--- Exercise aim ---
Would you copy the entries that follow exactly, leaving out every picture?

= = = = =

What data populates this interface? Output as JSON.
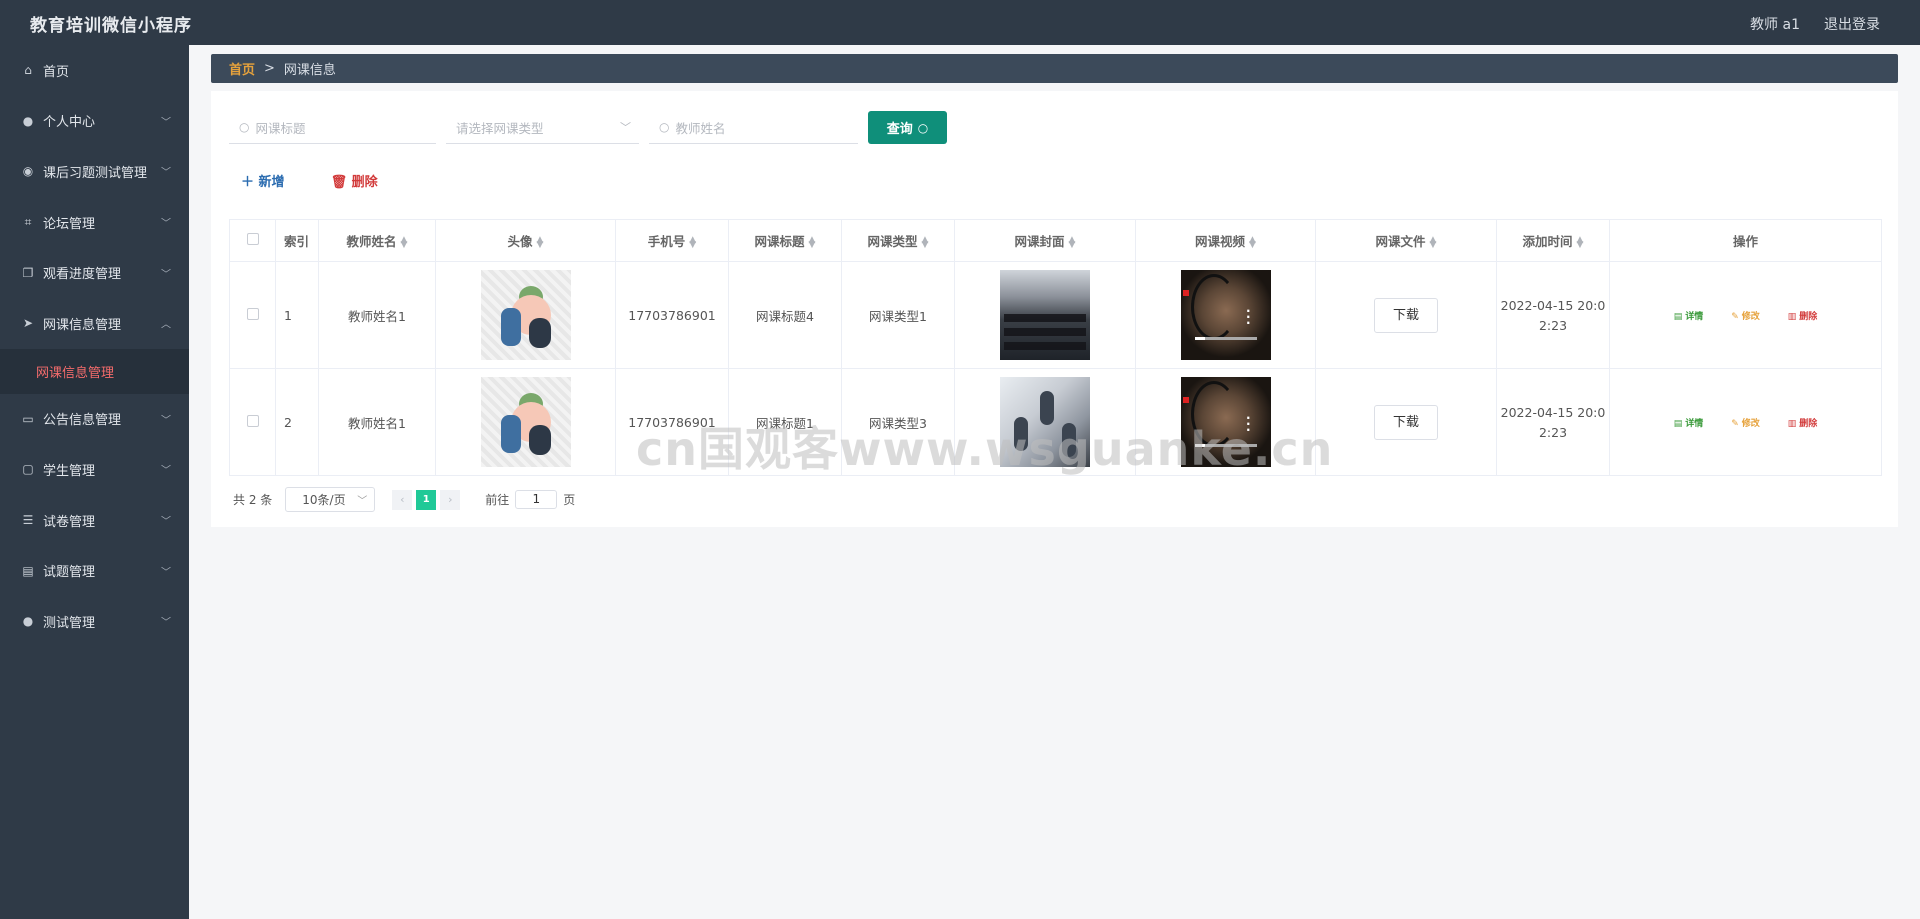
{
  "header": {
    "app_title": "教育培训微信小程序",
    "user_label": "教师 a1",
    "logout_label": "退出登录"
  },
  "sidebar": {
    "items": [
      {
        "label": "首页",
        "icon": "home-icon",
        "has_children": false
      },
      {
        "label": "个人中心",
        "icon": "user-icon",
        "has_children": true
      },
      {
        "label": "课后习题测试管理",
        "icon": "location-icon",
        "has_children": true
      },
      {
        "label": "论坛管理",
        "icon": "crop-icon",
        "has_children": true
      },
      {
        "label": "观看进度管理",
        "icon": "copy-icon",
        "has_children": true
      },
      {
        "label": "网课信息管理",
        "icon": "send-icon",
        "has_children": true,
        "expanded": true
      },
      {
        "label": "公告信息管理",
        "icon": "monitor-icon",
        "has_children": true
      },
      {
        "label": "学生管理",
        "icon": "chat-icon",
        "has_children": true
      },
      {
        "label": "试卷管理",
        "icon": "list-icon",
        "has_children": true
      },
      {
        "label": "试题管理",
        "icon": "card-icon",
        "has_children": true
      },
      {
        "label": "测试管理",
        "icon": "user-icon",
        "has_children": true
      }
    ],
    "active_sub": "网课信息管理"
  },
  "breadcrumb": {
    "home": "首页",
    "separator": ">",
    "current": "网课信息"
  },
  "search": {
    "title_placeholder": "网课标题",
    "type_placeholder": "请选择网课类型",
    "teacher_placeholder": "教师姓名",
    "query_label": "查询"
  },
  "actions": {
    "add_label": "新增",
    "delete_label": "删除"
  },
  "table": {
    "headers": [
      "索引",
      "教师姓名",
      "头像",
      "手机号",
      "网课标题",
      "网课类型",
      "网课封面",
      "网课视频",
      "网课文件",
      "添加时间",
      "操作"
    ],
    "rows": [
      {
        "index": "1",
        "teacher": "教师姓名1",
        "phone": "17703786901",
        "title": "网课标题4",
        "type": "网课类型1",
        "file_button": "下载",
        "time_line1": "2022-04-15 20:0",
        "time_line2": "2:23"
      },
      {
        "index": "2",
        "teacher": "教师姓名1",
        "phone": "17703786901",
        "title": "网课标题1",
        "type": "网课类型3",
        "file_button": "下载",
        "time_line1": "2022-04-15 20:0",
        "time_line2": "2:23"
      }
    ],
    "ops": {
      "detail": "详情",
      "edit": "修改",
      "delete": "删除"
    }
  },
  "pagination": {
    "total": "共 2 条",
    "page_size": "10条/页",
    "current_page": "1",
    "goto_label": "前往",
    "goto_value": "1",
    "page_suffix": "页"
  },
  "watermark": "cn国观客www.wsguanke.cn",
  "colors": {
    "sidebar_bg": "#2f3a47",
    "accent": "#0f8f7a",
    "active_sub": "#f56c6c",
    "pager_active": "#20c997"
  }
}
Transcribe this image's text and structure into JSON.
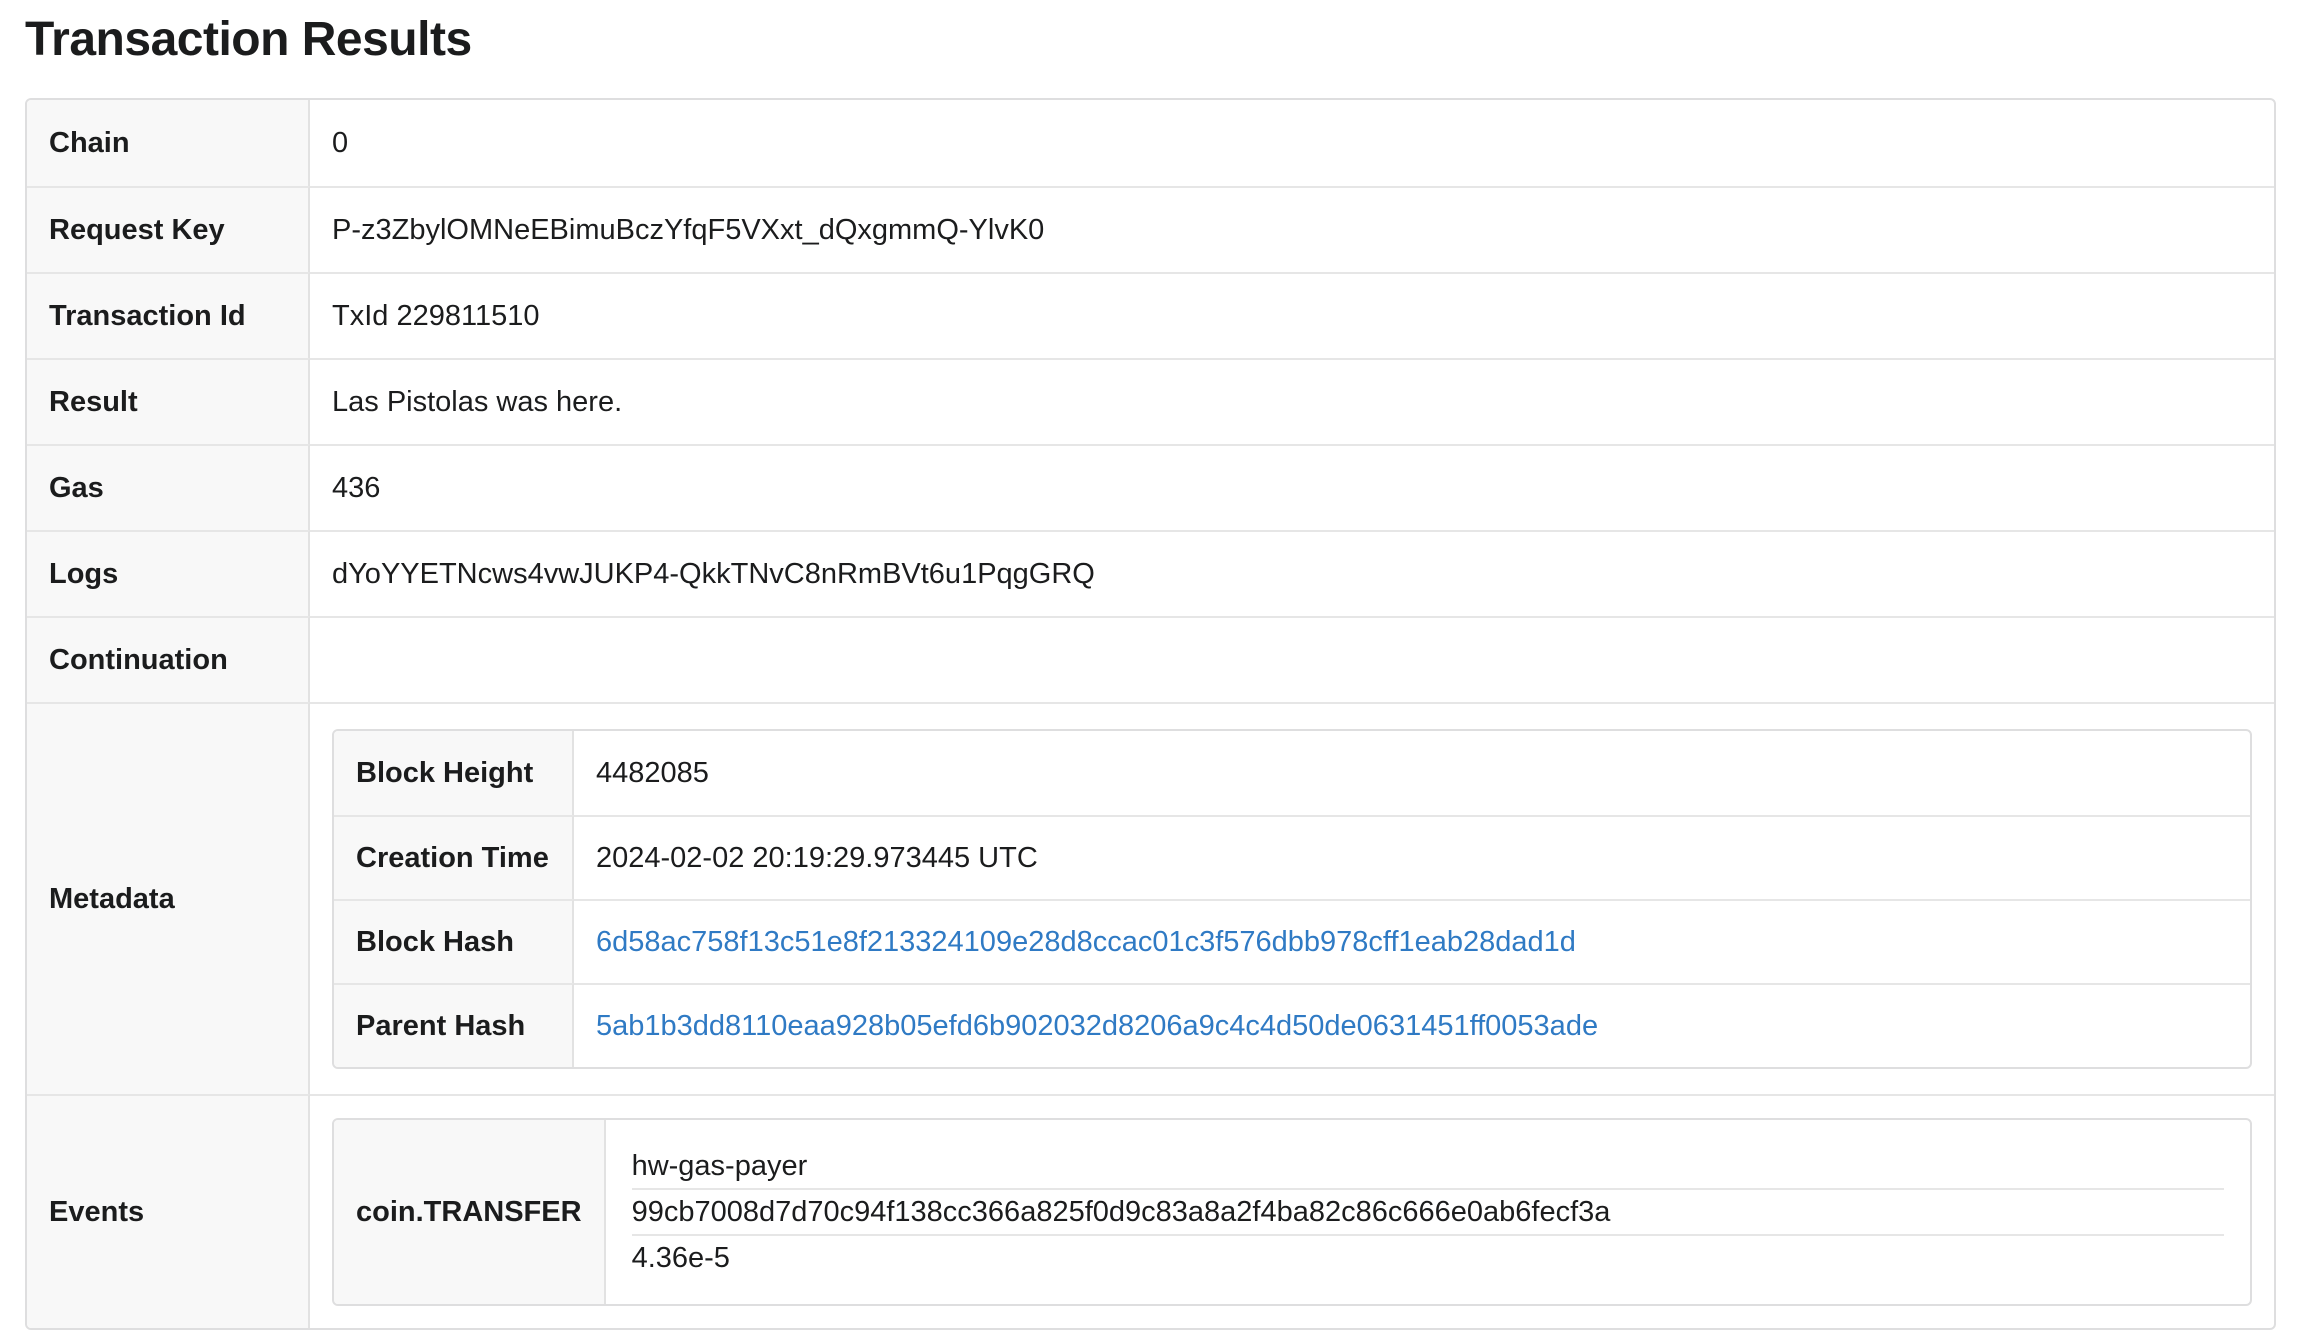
{
  "page": {
    "title": "Transaction Results"
  },
  "rows": {
    "chain": {
      "label": "Chain",
      "value": "0"
    },
    "request_key": {
      "label": "Request Key",
      "value": "P-z3ZbylOMNeEBimuBczYfqF5VXxt_dQxgmmQ-YlvK0"
    },
    "transaction_id": {
      "label": "Transaction Id",
      "value": "TxId 229811510"
    },
    "result": {
      "label": "Result",
      "value": "Las Pistolas was here."
    },
    "gas": {
      "label": "Gas",
      "value": "436"
    },
    "logs": {
      "label": "Logs",
      "value": "dYoYYETNcws4vwJUKP4-QkkTNvC8nRmBVt6u1PqgGRQ"
    },
    "continuation": {
      "label": "Continuation",
      "value": ""
    },
    "metadata": {
      "label": "Metadata",
      "block_height": {
        "label": "Block Height",
        "value": "4482085"
      },
      "creation_time": {
        "label": "Creation Time",
        "value": "2024-02-02 20:19:29.973445 UTC"
      },
      "block_hash": {
        "label": "Block Hash",
        "value": "6d58ac758f13c51e8f213324109e28d8ccac01c3f576dbb978cff1eab28dad1d"
      },
      "parent_hash": {
        "label": "Parent Hash",
        "value": "5ab1b3dd8110eaa928b05efd6b902032d8206a9c4c4d50de0631451ff0053ade"
      }
    },
    "events": {
      "label": "Events",
      "items": [
        {
          "name": "coin.TRANSFER",
          "params": [
            "hw-gas-payer",
            "99cb7008d7d70c94f138cc366a825f0d9c83a8a2f4ba82c86c666e0ab6fecf3a",
            "4.36e-5"
          ]
        }
      ]
    }
  },
  "colors": {
    "link": "#2f7ac4",
    "key_bg": "#f8f8f8",
    "border": "#dededf"
  }
}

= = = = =

--- Finished exercise ---
What data populates this interface? Output as JSON.
{
  "header": {
    "app_title": "教育培训微信小程序",
    "user_label": "教师 a1",
    "logout_label": "退出登录"
  },
  "sidebar": {
    "items": [
      {
        "label": "首页",
        "icon": "home-icon",
        "has_children": false
      },
      {
        "label": "个人中心",
        "icon": "user-icon",
        "has_children": true
      },
      {
        "label": "课后习题测试管理",
        "icon": "location-icon",
        "has_children": true
      },
      {
        "label": "论坛管理",
        "icon": "crop-icon",
        "has_children": true
      },
      {
        "label": "观看进度管理",
        "icon": "copy-icon",
        "has_children": true
      },
      {
        "label": "网课信息管理",
        "icon": "send-icon",
        "has_children": true,
        "expanded": true
      },
      {
        "label": "公告信息管理",
        "icon": "monitor-icon",
        "has_children": true
      },
      {
        "label": "学生管理",
        "icon": "chat-icon",
        "has_children": true
      },
      {
        "label": "试卷管理",
        "icon": "list-icon",
        "has_children": true
      },
      {
        "label": "试题管理",
        "icon": "card-icon",
        "has_children": true
      },
      {
        "label": "测试管理",
        "icon": "user-icon",
        "has_children": true
      }
    ],
    "active_sub": "网课信息管理"
  },
  "breadcrumb": {
    "home": "首页",
    "separator": ">",
    "current": "网课信息"
  },
  "search": {
    "title_placeholder": "网课标题",
    "type_placeholder": "请选择网课类型",
    "teacher_placeholder": "教师姓名",
    "query_label": "查询"
  },
  "actions": {
    "add_label": "新增",
    "delete_label": "删除"
  },
  "table": {
    "headers": [
      "索引",
      "教师姓名",
      "头像",
      "手机号",
      "网课标题",
      "网课类型",
      "网课封面",
      "网课视频",
      "网课文件",
      "添加时间",
      "操作"
    ],
    "rows": [
      {
        "index": "1",
        "teacher": "教师姓名1",
        "phone": "17703786901",
        "title": "网课标题4",
        "type": "网课类型1",
        "file_button": "下载",
        "time_line1": "2022-04-15 20:0",
        "time_line2": "2:23"
      },
      {
        "index": "2",
        "teacher": "教师姓名1",
        "phone": "17703786901",
        "title": "网课标题1",
        "type": "网课类型3",
        "file_button": "下载",
        "time_line1": "2022-04-15 20:0",
        "time_line2": "2:23"
      }
    ],
    "ops": {
      "detail": "详情",
      "edit": "修改",
      "delete": "删除"
    }
  },
  "pagination": {
    "total": "共 2 条",
    "page_size": "10条/页",
    "current_page": "1",
    "goto_label": "前往",
    "goto_value": "1",
    "page_suffix": "页"
  },
  "watermark": "cn国观客www.wsguanke.cn",
  "colors": {
    "sidebar_bg": "#2f3a47",
    "accent": "#0f8f7a",
    "active_sub": "#f56c6c",
    "pager_active": "#20c997"
  }
}
Transcribe this image's text and structure into JSON.
{
  "page": {
    "title": "Transaction Results"
  },
  "rows": {
    "chain": {
      "label": "Chain",
      "value": "0"
    },
    "request_key": {
      "label": "Request Key",
      "value": "P-z3ZbylOMNeEBimuBczYfqF5VXxt_dQxgmmQ-YlvK0"
    },
    "transaction_id": {
      "label": "Transaction Id",
      "value": "TxId 229811510"
    },
    "result": {
      "label": "Result",
      "value": "Las Pistolas was here."
    },
    "gas": {
      "label": "Gas",
      "value": "436"
    },
    "logs": {
      "label": "Logs",
      "value": "dYoYYETNcws4vwJUKP4-QkkTNvC8nRmBVt6u1PqgGRQ"
    },
    "continuation": {
      "label": "Continuation",
      "value": ""
    },
    "metadata": {
      "label": "Metadata",
      "block_height": {
        "label": "Block Height",
        "value": "4482085"
      },
      "creation_time": {
        "label": "Creation Time",
        "value": "2024-02-02 20:19:29.973445 UTC"
      },
      "block_hash": {
        "label": "Block Hash",
        "value": "6d58ac758f13c51e8f213324109e28d8ccac01c3f576dbb978cff1eab28dad1d"
      },
      "parent_hash": {
        "label": "Parent Hash",
        "value": "5ab1b3dd8110eaa928b05efd6b902032d8206a9c4c4d50de0631451ff0053ade"
      }
    },
    "events": {
      "label": "Events",
      "items": [
        {
          "name": "coin.TRANSFER",
          "params": [
            "hw-gas-payer",
            "99cb7008d7d70c94f138cc366a825f0d9c83a8a2f4ba82c86c666e0ab6fecf3a",
            "4.36e-5"
          ]
        }
      ]
    }
  },
  "colors": {
    "link": "#2f7ac4",
    "key_bg": "#f8f8f8",
    "border": "#dededf"
  }
}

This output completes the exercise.